The Houston-based company’s shares rose a fraction to $56.80 on Tuesday morning.
The largest U.S. independent crude producer said it expects to spend about $20 billion on dividends and $30 billion in share buybacks in 10 years.
The announcement comes as investors, frustrated by weak commodity prices for 5 years, have been pressuring oil and gas companies to cut back on drilling and shore up cash to return to shareholders.
“We challenge any other (exploration and production) company to show you a plan like this,” Chief Executive Ryan Lance told analysts and investors at a meeting in Houston on Tuesday.
The company expects several decades of lackluster oil prices, with U.S. oil to average between $40 to $70 per barrel through the 2050s. Ride sharing, electric vehicles and urbanization will impact demand for the company’s products, but Executive Vice President Matt Fox said oil and gas will remain an important part of the energy mix through 2050.
The company also forecast annual production growth averaging more than 3% from 2020 to 2029.
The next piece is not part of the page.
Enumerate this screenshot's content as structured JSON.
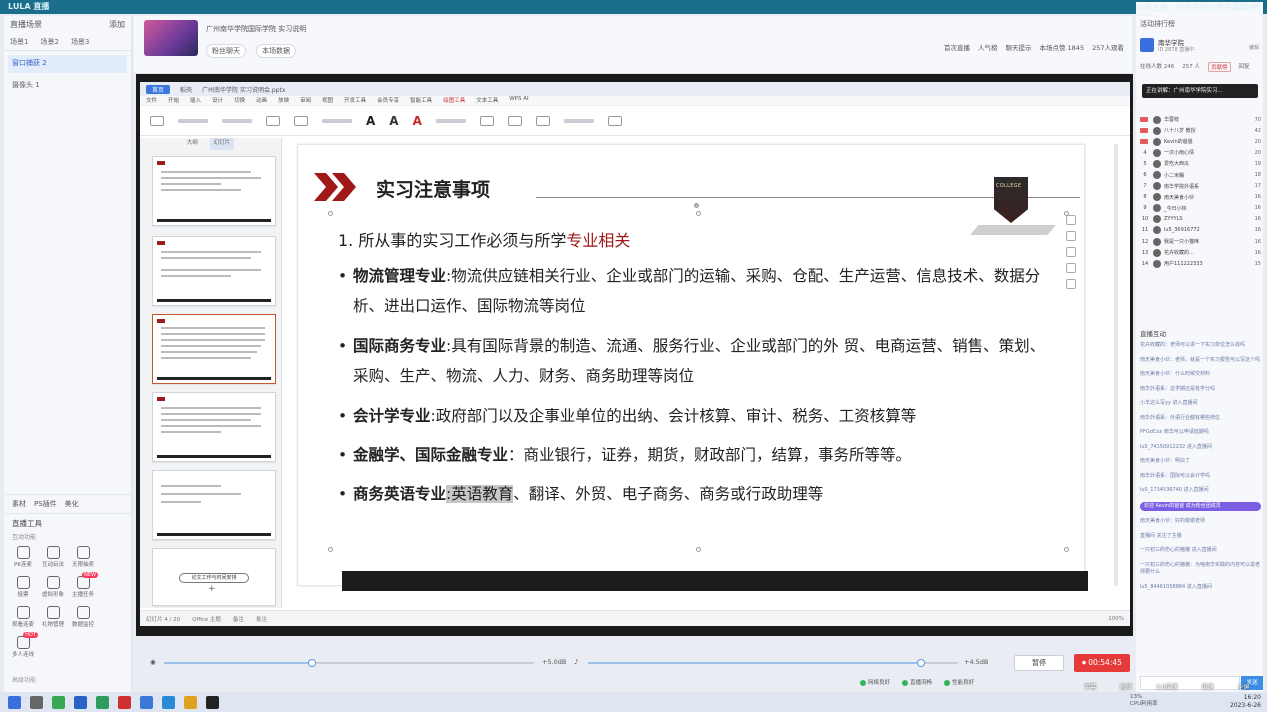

ConocoPhillips, which has been divesting assets to focus on its U.S. shale base, had in October posted a quarterly profit that beat analysts’ estimates, primarily as higher shale production offset lower crude prices and higher exploration costs.
Reporting by Jennifer Hiller in Houston, Arathy S Nair in Bengaluru; Editing by Shounak Dasgupta and Nick Zieminski